_Dataset content_.
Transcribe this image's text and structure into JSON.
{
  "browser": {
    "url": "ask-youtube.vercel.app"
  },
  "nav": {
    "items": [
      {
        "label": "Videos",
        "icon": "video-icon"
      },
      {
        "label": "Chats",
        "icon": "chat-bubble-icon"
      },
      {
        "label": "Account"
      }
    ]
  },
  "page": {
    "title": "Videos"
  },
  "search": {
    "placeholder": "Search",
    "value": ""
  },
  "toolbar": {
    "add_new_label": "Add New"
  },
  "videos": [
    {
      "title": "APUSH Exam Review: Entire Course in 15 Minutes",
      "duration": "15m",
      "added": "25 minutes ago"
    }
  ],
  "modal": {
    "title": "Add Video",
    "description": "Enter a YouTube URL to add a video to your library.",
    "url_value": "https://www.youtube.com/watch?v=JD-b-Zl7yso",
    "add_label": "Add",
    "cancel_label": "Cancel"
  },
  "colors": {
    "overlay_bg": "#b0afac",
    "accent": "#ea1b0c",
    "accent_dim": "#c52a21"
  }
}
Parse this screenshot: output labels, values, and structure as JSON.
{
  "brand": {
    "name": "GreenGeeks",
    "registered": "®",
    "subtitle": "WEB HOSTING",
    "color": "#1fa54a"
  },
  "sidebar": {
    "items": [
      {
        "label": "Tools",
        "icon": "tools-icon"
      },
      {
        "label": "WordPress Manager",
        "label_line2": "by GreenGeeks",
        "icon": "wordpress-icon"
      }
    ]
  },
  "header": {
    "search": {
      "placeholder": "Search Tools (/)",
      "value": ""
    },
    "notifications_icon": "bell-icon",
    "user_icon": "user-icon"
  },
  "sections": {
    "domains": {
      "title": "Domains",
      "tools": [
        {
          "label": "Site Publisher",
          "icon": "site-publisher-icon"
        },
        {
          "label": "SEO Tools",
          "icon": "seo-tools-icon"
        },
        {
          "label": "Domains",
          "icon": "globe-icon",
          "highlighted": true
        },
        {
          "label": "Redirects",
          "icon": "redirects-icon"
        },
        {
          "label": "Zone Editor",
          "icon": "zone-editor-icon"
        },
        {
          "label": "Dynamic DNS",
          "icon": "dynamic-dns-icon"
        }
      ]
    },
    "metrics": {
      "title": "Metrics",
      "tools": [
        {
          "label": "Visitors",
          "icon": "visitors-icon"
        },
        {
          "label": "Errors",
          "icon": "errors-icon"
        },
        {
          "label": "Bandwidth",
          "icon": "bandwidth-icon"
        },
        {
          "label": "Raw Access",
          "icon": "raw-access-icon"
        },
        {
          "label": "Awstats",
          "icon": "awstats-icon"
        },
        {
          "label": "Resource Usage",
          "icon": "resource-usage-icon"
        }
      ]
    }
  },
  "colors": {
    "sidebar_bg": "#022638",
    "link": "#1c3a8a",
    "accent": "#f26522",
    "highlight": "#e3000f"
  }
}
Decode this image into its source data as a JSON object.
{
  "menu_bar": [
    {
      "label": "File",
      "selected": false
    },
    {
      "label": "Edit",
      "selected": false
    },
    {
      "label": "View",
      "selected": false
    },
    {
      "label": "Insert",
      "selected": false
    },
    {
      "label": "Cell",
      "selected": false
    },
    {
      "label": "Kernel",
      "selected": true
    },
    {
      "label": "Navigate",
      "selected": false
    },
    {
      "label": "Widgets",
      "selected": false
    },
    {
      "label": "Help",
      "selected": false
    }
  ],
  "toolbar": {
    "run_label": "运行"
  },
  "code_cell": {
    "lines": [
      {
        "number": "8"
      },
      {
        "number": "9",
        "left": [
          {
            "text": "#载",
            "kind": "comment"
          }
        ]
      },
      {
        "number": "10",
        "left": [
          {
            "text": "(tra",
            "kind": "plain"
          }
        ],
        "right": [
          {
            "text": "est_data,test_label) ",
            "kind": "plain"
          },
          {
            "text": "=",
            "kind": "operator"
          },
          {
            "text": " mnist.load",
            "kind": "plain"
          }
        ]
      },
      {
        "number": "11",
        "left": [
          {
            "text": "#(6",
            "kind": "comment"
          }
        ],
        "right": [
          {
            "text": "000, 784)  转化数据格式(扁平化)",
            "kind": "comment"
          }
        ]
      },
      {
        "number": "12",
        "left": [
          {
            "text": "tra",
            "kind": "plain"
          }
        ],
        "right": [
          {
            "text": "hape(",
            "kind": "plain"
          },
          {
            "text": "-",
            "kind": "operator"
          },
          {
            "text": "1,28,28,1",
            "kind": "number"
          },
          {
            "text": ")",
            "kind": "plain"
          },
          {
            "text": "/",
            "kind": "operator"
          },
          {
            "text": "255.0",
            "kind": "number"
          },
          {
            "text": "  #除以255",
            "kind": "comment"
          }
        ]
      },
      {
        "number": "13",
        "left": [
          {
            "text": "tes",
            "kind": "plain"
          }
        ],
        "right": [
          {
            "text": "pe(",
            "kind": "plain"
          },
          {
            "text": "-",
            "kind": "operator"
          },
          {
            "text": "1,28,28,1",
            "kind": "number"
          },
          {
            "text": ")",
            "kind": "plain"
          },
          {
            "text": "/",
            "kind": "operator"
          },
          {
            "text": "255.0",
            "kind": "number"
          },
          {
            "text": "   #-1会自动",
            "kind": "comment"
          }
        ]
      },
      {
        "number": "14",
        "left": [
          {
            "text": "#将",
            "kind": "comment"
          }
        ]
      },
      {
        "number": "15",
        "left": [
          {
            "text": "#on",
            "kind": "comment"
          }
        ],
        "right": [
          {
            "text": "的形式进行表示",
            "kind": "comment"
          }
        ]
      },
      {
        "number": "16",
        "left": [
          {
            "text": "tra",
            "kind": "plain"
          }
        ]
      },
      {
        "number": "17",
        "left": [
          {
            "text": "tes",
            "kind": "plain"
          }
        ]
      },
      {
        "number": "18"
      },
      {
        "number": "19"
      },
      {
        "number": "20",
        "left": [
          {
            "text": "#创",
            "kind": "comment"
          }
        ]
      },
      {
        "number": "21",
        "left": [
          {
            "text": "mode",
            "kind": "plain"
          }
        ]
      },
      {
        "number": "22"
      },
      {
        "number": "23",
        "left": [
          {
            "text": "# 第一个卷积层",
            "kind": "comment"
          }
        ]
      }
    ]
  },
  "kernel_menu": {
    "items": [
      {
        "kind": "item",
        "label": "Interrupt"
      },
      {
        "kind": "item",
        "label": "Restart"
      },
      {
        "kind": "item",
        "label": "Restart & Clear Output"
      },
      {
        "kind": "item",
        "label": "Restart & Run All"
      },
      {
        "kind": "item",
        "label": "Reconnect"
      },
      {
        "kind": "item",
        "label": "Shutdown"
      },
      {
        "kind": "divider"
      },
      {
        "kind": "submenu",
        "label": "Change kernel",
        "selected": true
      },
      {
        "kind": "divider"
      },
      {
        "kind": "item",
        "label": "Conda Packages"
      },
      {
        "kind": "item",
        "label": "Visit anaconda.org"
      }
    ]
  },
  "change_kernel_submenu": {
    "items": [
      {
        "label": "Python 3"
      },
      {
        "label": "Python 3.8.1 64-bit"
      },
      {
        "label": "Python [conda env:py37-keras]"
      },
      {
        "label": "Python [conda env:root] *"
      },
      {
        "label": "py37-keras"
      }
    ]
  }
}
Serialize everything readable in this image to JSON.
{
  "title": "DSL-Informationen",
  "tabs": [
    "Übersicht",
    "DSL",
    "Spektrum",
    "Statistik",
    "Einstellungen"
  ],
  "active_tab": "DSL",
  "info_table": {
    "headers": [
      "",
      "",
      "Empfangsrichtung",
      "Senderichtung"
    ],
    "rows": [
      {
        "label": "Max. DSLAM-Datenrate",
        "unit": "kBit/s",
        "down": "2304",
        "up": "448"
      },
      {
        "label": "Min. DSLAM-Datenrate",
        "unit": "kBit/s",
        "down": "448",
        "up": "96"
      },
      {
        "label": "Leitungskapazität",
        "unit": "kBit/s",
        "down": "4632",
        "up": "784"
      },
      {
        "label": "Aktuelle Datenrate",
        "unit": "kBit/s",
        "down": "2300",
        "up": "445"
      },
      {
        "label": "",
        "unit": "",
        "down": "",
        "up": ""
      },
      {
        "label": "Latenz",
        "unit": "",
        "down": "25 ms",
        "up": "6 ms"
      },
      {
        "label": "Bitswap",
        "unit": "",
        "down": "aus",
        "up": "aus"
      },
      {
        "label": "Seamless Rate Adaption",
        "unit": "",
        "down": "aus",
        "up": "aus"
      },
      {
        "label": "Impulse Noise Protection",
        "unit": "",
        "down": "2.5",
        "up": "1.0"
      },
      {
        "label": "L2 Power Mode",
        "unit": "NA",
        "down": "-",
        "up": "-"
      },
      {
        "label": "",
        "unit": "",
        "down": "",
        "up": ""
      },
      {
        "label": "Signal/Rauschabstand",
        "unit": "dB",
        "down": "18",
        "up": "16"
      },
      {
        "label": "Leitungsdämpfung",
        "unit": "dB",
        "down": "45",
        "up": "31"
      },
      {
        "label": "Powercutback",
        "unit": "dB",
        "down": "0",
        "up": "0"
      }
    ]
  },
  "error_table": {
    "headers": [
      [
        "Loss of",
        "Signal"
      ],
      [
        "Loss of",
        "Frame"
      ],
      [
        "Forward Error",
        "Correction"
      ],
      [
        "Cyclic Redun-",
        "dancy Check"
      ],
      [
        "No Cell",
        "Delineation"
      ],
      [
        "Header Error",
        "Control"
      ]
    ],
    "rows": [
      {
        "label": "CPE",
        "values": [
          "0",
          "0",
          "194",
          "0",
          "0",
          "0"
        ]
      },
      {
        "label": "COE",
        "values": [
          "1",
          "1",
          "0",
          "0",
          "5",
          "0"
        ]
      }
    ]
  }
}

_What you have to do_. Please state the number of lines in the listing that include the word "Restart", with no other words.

_Solution to this exercise_. 3